= Beginning of Section =

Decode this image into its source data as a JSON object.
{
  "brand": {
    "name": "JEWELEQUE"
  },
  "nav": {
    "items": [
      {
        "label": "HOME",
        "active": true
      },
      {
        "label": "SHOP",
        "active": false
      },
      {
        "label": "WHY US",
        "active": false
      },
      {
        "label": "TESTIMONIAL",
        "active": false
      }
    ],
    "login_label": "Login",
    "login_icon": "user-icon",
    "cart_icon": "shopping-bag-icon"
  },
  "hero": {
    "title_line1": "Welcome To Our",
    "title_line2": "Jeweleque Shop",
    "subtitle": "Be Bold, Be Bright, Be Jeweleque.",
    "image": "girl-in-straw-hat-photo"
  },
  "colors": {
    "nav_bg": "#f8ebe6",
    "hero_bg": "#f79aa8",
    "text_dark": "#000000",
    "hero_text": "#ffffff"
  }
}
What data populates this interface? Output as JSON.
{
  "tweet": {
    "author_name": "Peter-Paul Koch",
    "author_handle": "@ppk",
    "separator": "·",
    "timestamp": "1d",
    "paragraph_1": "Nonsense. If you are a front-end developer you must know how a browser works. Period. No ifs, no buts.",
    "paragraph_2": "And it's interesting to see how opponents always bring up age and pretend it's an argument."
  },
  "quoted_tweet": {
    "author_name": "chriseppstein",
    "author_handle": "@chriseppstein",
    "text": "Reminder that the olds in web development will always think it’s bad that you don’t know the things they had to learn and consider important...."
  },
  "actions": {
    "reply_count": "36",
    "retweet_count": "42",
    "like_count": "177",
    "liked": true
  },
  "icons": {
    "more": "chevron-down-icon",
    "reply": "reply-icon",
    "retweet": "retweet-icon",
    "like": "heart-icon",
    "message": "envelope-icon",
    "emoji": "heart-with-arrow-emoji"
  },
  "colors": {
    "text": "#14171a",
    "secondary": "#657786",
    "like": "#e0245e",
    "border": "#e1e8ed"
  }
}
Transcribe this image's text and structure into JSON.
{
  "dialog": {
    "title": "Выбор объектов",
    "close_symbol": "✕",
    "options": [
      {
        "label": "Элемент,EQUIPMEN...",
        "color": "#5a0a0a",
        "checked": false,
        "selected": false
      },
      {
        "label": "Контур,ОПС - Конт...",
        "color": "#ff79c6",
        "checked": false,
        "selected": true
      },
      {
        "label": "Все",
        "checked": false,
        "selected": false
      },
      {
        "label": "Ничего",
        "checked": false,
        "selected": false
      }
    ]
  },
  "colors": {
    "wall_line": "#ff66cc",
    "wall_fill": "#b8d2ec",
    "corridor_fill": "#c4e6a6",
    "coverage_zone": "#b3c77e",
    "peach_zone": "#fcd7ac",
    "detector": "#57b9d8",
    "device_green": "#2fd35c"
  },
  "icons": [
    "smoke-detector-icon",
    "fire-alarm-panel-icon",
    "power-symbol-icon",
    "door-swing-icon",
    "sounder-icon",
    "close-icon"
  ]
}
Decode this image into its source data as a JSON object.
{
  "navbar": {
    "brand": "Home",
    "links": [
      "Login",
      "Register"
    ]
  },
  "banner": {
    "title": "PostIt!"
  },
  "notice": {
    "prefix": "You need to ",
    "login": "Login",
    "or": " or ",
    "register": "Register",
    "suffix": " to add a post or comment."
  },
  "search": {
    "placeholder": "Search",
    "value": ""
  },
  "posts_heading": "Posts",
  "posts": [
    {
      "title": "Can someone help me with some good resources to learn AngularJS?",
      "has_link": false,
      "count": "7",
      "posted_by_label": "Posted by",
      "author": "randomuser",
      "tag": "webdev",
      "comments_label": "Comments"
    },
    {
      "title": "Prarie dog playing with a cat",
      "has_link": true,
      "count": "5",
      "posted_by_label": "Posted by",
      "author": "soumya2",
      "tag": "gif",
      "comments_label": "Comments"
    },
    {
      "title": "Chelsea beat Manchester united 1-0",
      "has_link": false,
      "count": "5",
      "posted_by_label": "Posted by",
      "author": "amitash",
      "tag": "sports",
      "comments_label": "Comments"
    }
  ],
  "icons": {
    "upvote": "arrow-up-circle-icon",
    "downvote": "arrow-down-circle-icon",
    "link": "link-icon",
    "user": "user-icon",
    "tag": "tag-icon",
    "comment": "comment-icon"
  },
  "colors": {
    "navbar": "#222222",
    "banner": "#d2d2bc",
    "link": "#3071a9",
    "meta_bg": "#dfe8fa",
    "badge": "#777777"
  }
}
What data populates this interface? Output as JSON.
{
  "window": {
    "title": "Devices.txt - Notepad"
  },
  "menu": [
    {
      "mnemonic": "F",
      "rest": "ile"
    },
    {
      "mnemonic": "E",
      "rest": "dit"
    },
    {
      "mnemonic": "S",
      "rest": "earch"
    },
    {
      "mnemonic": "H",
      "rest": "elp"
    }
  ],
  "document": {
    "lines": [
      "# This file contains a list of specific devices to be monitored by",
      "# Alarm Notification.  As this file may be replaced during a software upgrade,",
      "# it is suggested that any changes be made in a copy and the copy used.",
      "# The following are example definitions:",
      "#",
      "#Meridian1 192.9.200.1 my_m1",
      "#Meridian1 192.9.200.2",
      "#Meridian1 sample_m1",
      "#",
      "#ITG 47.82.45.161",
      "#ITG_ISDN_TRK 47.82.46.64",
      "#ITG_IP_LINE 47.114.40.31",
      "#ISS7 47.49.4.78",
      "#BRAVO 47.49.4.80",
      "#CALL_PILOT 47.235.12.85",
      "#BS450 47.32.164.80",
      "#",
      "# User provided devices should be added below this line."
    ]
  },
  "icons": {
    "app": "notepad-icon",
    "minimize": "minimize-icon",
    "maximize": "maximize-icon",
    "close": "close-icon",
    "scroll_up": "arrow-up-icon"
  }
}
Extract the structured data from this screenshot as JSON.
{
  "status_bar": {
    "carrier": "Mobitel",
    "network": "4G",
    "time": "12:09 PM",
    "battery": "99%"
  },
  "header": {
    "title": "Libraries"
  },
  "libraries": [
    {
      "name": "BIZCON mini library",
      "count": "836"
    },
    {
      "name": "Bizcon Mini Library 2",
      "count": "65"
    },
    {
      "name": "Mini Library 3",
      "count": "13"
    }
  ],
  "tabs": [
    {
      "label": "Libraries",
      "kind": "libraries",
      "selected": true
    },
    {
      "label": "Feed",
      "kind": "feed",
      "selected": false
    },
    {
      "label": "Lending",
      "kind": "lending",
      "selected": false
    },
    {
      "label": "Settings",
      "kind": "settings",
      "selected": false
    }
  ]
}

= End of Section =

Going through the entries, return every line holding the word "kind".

      "kind": "libraries",
      "kind": "feed",
      "kind": "lending",
      "kind": "settings",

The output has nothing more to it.